POPULATION       1.1 million

LANGUAGE           Arabic, Berber, French

TIME ZONE            GMT-1 (GMT October to March)

CURRENCY              Dirham (dh)

ELECTRICITY            220v 50Hz

DID YOU KNOW?  Fez’s car-free medina is the largest pedestrianised area in the world


FLIGHTS TO FEZ

From the UK, Air Arabia flies from Gatwick to Fez twice a week (Wednesday & Saturday, returning on the same days) and Ryanair flies from Stansted to Fez twice a week (Wednesday & Sunday, also returning on the same days).

From Ireland, you’ll need to fly to Fez via Gatwick or Stansted.

From the US, you'll have to fly to Fez via the UK, Spain (with Iberia) or Germany (Lufthansa).

From Canada, your best bet is to fly with Air Canada or Air Transat (from Toronto and Montreal) to Barcelona and then take a connecting Air Arabia flight from there to Fez.

You can search for the most convenient routes and the best fares at skyscanner. Flight time from London is a child-friendly 3 hours to Fez Saïss (FEZ), 15km south of the city.

Taxis to Fez from the airport cost 120dh and will drop you off at one of the gateways or squares on the edge of the (car-free) medina; arrange in advance for your riad to send someone to meet you (handy at any time but vital if it’s your first trip to Fez), who will bring a little trolley for your luggage.



VISAS AND PASSPORTS

For stays of up to 90 days, British, Irish, US and Canadian passport holders do not require a visa to visit Morocco. Opinions on how long your passport needs to be valid vary between consulates (and officials on the ground!), so it’s better to be on the safe side and make sure that your passport is valid for at least 6 months beyond the date of your stay. Entry requirements do change, however, so check the latest with your relevant Moroccan consulate.


HEALTH AND SAFETY IN FEZ

Technically, you don’t need any immunisations to visit Fez, but check with your GP that you’re up to date with all of the vaccinations that are part of the routine childhood immunisation programme in Britain (ie diphtheria, tetanus, polio). If you’re going to be in Fez for a while, you may also be advised to have jabs for hepatitis A and typhoid. Check with your GP at least four weeks before you travel. Remember to check with your GP at least six weeks before you travel, and make sure you take out sufficient travel insurance for your trip.
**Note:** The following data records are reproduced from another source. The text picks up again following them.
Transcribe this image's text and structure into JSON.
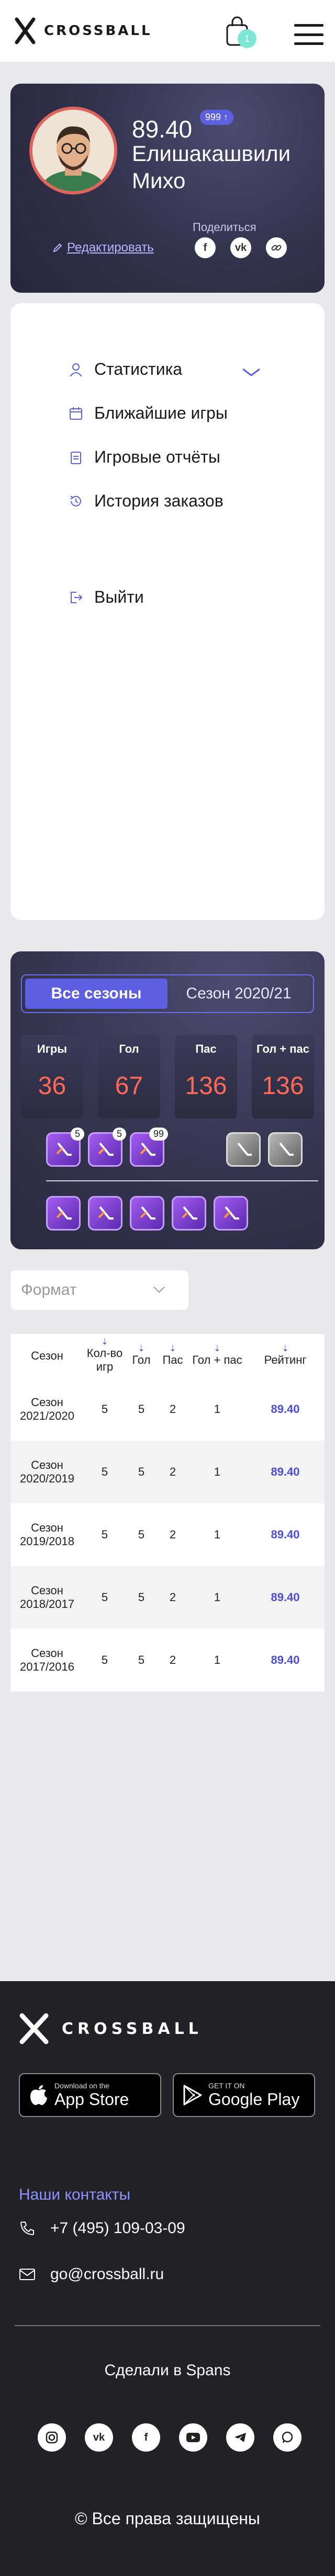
{
  "header": {
    "logo_text": "CROSSBALL",
    "cart_count": "1"
  },
  "profile": {
    "rating": "89.40",
    "rating_badge": "999 ↑",
    "name": "Елишакашвили Михо",
    "edit_label": "Редактировать",
    "share_label": "Поделиться",
    "share_icons": [
      "facebook-icon",
      "vk-icon",
      "link-icon"
    ]
  },
  "menu": {
    "items": [
      {
        "label": "Статистика",
        "icon": "user-icon"
      },
      {
        "label": "Ближайшие игры",
        "icon": "calendar-icon"
      },
      {
        "label": "Игровые отчёты",
        "icon": "clipboard-icon"
      },
      {
        "label": "История заказов",
        "icon": "history-icon"
      }
    ],
    "logout_label": "Выйти"
  },
  "stats": {
    "tabs": [
      "Все сезоны",
      "Сезон 2020/21"
    ],
    "active_tab": 0,
    "cards": [
      {
        "label": "Игры",
        "value": "36"
      },
      {
        "label": "Гол",
        "value": "67"
      },
      {
        "label": "Пас",
        "value": "136"
      },
      {
        "label": "Гол + пас",
        "value": "136"
      }
    ],
    "badge_counts": [
      "5",
      "5",
      "99"
    ]
  },
  "format": {
    "placeholder": "Формат"
  },
  "table": {
    "headers": [
      "Сезон",
      "Кол-во игр",
      "Гол",
      "Пас",
      "Гол + пас",
      "Рейтинг"
    ],
    "rows": [
      [
        "Сезон 2021/2020",
        "5",
        "5",
        "2",
        "1",
        "89.40"
      ],
      [
        "Сезон 2020/2019",
        "5",
        "5",
        "2",
        "1",
        "89.40"
      ],
      [
        "Сезон 2019/2018",
        "5",
        "5",
        "2",
        "1",
        "89.40"
      ],
      [
        "Сезон 2018/2017",
        "5",
        "5",
        "2",
        "1",
        "89.40"
      ],
      [
        "Сезон 2017/2016",
        "5",
        "5",
        "2",
        "1",
        "89.40"
      ]
    ]
  },
  "footer": {
    "logo_text": "CROSSBALL",
    "appstore_small": "Download on the",
    "appstore_big": "App Store",
    "googleplay_small": "GET IT ON",
    "googleplay_big": "Google Play",
    "contacts_title": "Наши контакты",
    "phone": "+7 (495) 109-03-09",
    "email": "go@crossball.ru",
    "made_in": "Сделали в Spans",
    "socials": [
      "instagram-icon",
      "vk-icon",
      "facebook-icon",
      "youtube-icon",
      "telegram-icon",
      "whatsapp-icon"
    ],
    "copyright": "© Все права защищены"
  },
  "colors": {
    "accent": "#5b5fe0",
    "stat_value": "#ff6a55",
    "rating": "#4b4ed8",
    "link": "#8f93ff"
  }
}
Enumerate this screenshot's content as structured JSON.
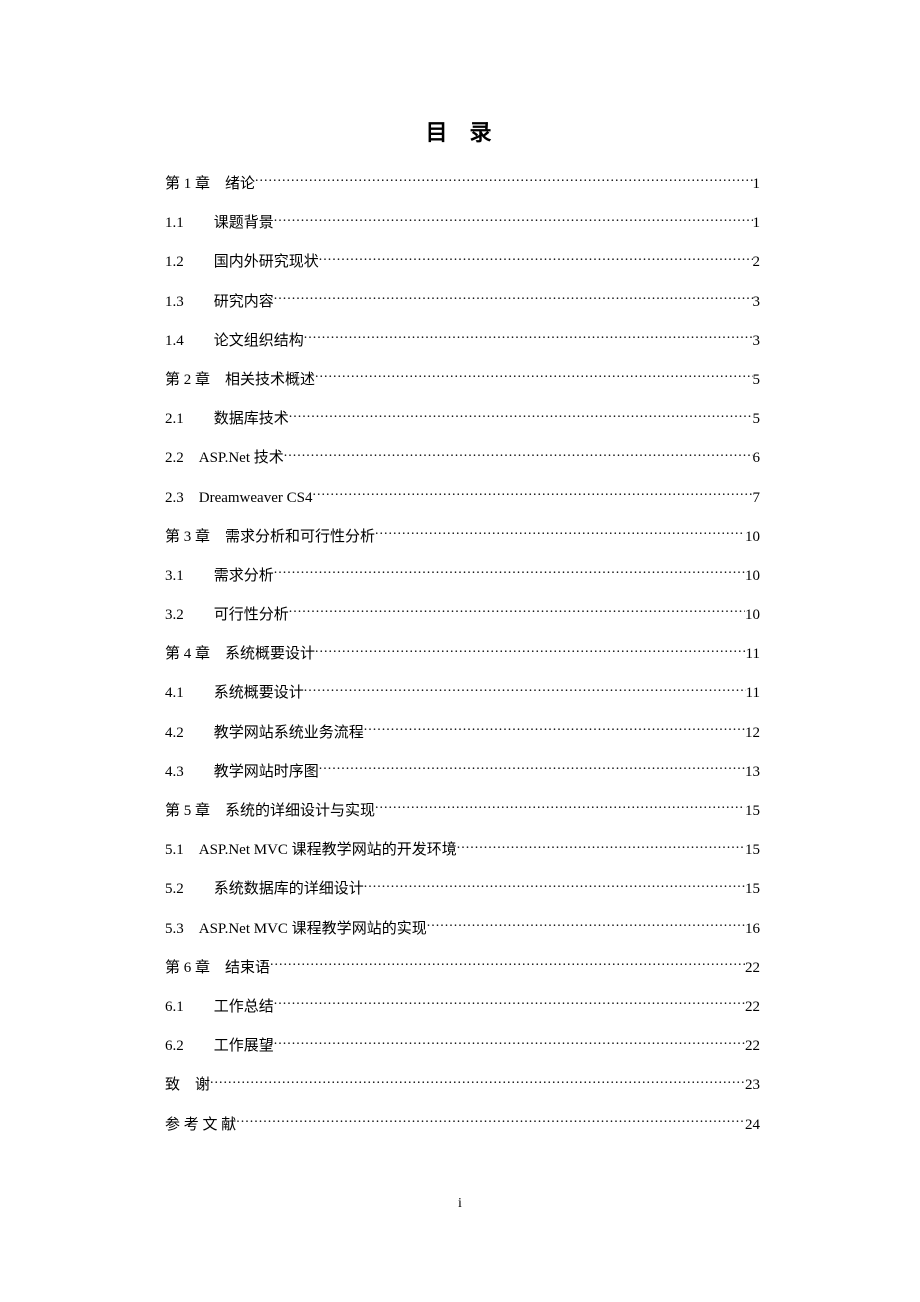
{
  "title": "目 录",
  "pageNumber": "i",
  "entries": [
    {
      "label": "第 1 章　绪论 ",
      "page": "1"
    },
    {
      "label": "1.1　　课题背景 ",
      "page": "1"
    },
    {
      "label": "1.2　　国内外研究现状 ",
      "page": "2"
    },
    {
      "label": "1.3　　研究内容 ",
      "page": "3"
    },
    {
      "label": "1.4　　论文组织结构 ",
      "page": "3"
    },
    {
      "label": "第 2 章　相关技术概述 ",
      "page": "5"
    },
    {
      "label": "2.1　　数据库技术 ",
      "page": "5"
    },
    {
      "label": "2.2　ASP.Net 技术 ",
      "page": "6"
    },
    {
      "label": "2.3　Dreamweaver CS4 ",
      "page": "7"
    },
    {
      "label": "第 3 章　需求分析和可行性分析 ",
      "page": "10"
    },
    {
      "label": "3.1　　需求分析 ",
      "page": "10"
    },
    {
      "label": "3.2　　可行性分析 ",
      "page": "10"
    },
    {
      "label": "第 4 章　系统概要设计 ",
      "page": "11"
    },
    {
      "label": "4.1　　系统概要设计 ",
      "page": "11"
    },
    {
      "label": "4.2　　教学网站系统业务流程 ",
      "page": "12"
    },
    {
      "label": "4.3　　教学网站时序图 ",
      "page": "13"
    },
    {
      "label": "第 5 章　系统的详细设计与实现 ",
      "page": "15"
    },
    {
      "label": "5.1　ASP.Net MVC 课程教学网站的开发环境 ",
      "page": "15"
    },
    {
      "label": "5.2　　系统数据库的详细设计 ",
      "page": "15"
    },
    {
      "label": "5.3　ASP.Net MVC 课程教学网站的实现 ",
      "page": "16"
    },
    {
      "label": "第 6 章　结束语 ",
      "page": "22"
    },
    {
      "label": "6.1　　工作总结 ",
      "page": "22"
    },
    {
      "label": "6.2　　工作展望 ",
      "page": "22"
    },
    {
      "label": "致　谢",
      "page": "23"
    },
    {
      "label": "参 考 文 献",
      "page": "24"
    }
  ]
}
The most common problem is an upset tummy, the risk of which can be reduced by practising good hygiene (applying hand gel fairly regularly helps) and taking sensible precautions with food and water. In Fez, tap water is technically fine to drink, but it’s better to play it safe side and drink bottled water – though check that the seal hasn’t been broken. If you do get diarrhoea, stick to plain couscous for a few days and treat with rehydration salts. If you have food allergies, it’s a good idea to carry a dietary card; these explain (in Arabic) the food(s) you’re allergic to and also remind the chef that their dishes can also be contaminated during preparation as well.

You'll get less hassle in Fez than in Marrakesh – and if you've got young children in tow, you’ll get less hassle full stop. A few polite but firm “No, thank you”s, delivered with a smile, is normally enough for wannabe guides or pushy salesmen to lose interest.
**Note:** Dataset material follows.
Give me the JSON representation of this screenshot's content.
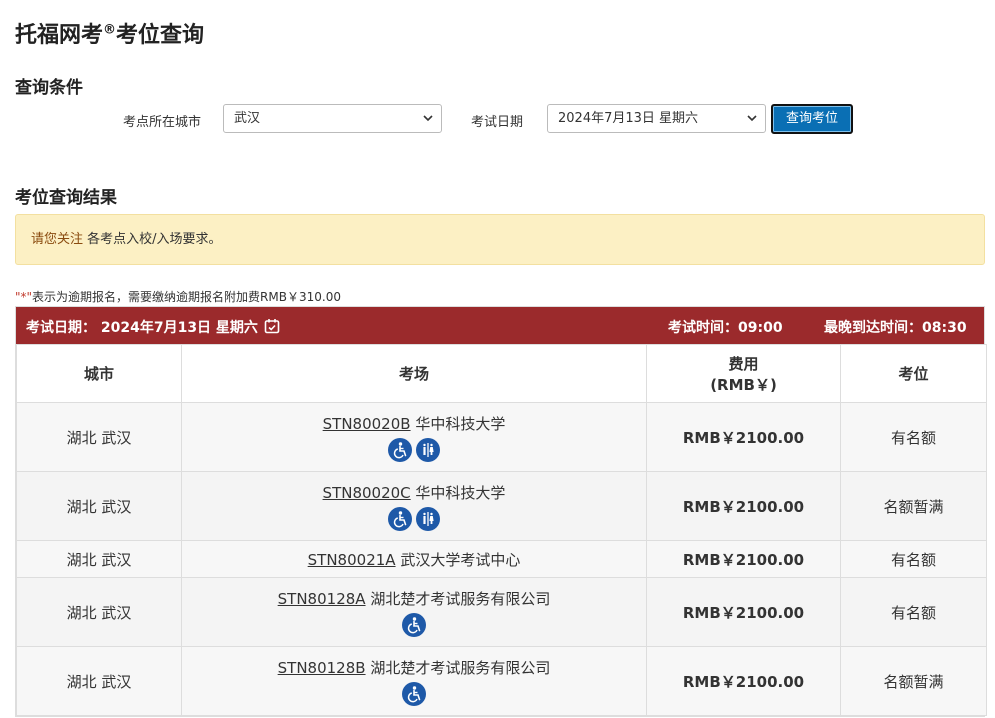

Fez el Bali’s medina is generally a very safe place, although it’s best to to keep your explorations to between 8am and 9.30pm; the alleyways can be eerily quiet at other times, and it’s even harder to find your way home late at night, when there’s no-one around to help point you in the right direction. You should also avoid the possible temptation of walking up the hill (and back down again) from Bab Guissa to the Merenid Tombs, as the route passes through some rundown neighbourhoods – much better to catch a petit taxi.
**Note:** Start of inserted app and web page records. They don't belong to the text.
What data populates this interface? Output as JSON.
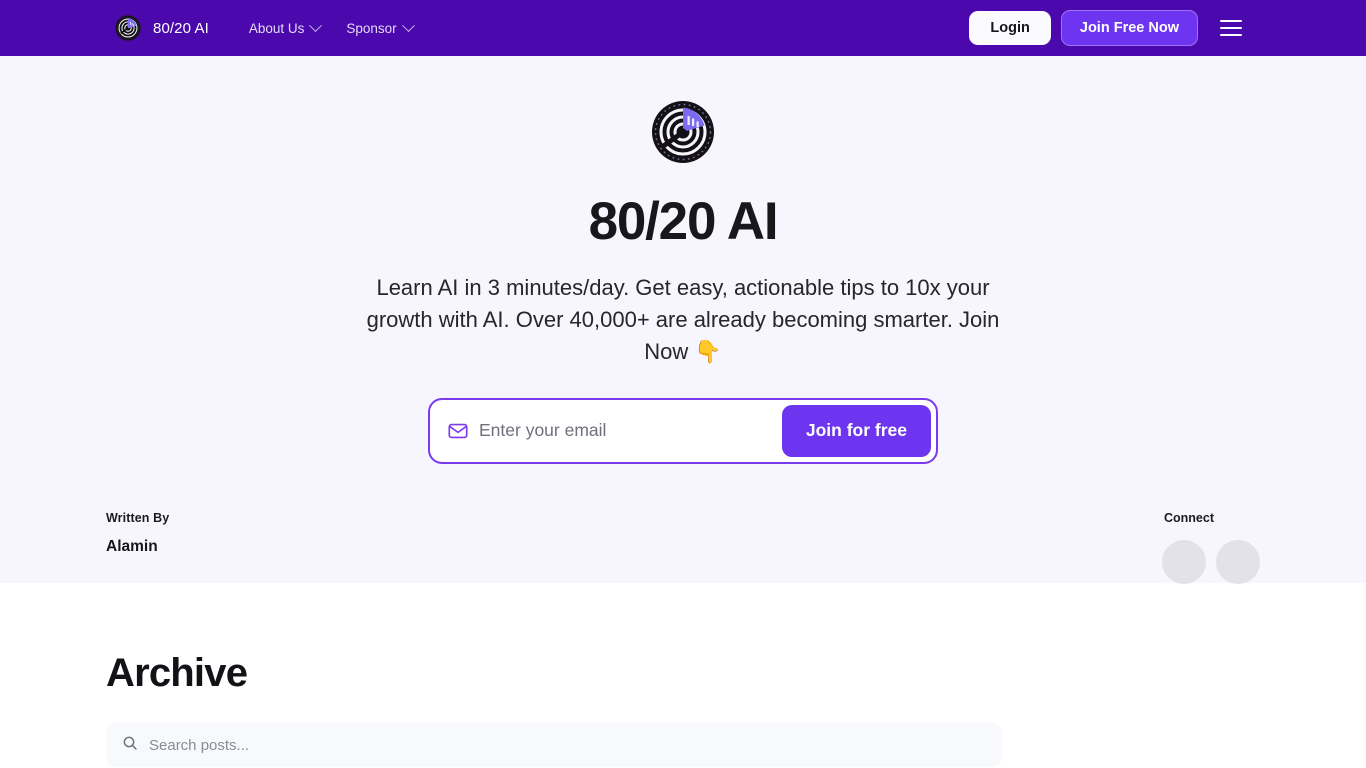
{
  "navbar": {
    "logo_icon": "brand-radar-logo-icon",
    "brand_name": "80/20 AI",
    "links": [
      {
        "label": "About Us",
        "icon": "chevron-down-icon"
      },
      {
        "label": "Sponsor",
        "icon": "chevron-down-icon"
      }
    ],
    "login_label": "Login",
    "join_label": "Join Free Now",
    "menu_icon": "hamburger-menu-icon",
    "background_color": "#4A08AD",
    "join_button_color": "#6D35F0"
  },
  "hero": {
    "logo_icon": "brand-radar-logo-icon",
    "title": "80/20 AI",
    "subtitle": "Learn AI in 3 minutes/day. Get easy, actionable tips to 10x your growth with AI. Over 40,000+ are already becoming smarter. Join Now 👇",
    "background_color": "#F7F5FE",
    "form": {
      "mail_icon": "mail-envelope-icon",
      "email_placeholder": "Enter your email",
      "email_value": "",
      "submit_label": "Join for free",
      "border_color": "#7C3AED",
      "submit_color": "#6D35F0"
    },
    "author": {
      "written_by_label": "Written By",
      "name": "Alamin"
    },
    "connect": {
      "label": "Connect",
      "socials": [
        {
          "icon": "social-placeholder-icon"
        },
        {
          "icon": "social-placeholder-icon"
        }
      ]
    }
  },
  "archive": {
    "title": "Archive",
    "search": {
      "icon": "search-icon",
      "placeholder": "Search posts...",
      "value": ""
    }
  }
}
GETTING AROUND FEZ

By far the best way to get around Fez is on foot, which is a good job, as it’s the only way – in the medina, at least. There are a reputed 10,000 alleys in Fez el Bali, way too many for any map to handle, though it doesn’t hurt to have a very rough idea of where you are – arm yourself with the Plan de Fès map (available from most newsagents from 25dh) but expect to get lost still.

For longer journeys around town (ie to get between the various gates and squares on the fringes of the medina), use metered petits taxis; there are useful ranks on the square near Bab Boujeloud (for Talâa Kebira and the Medersa Bou Inania), on Place Batha and on the square just outside Bab er R'cif (for the tanneries). Note that fares increase by 50 percent after 8pm.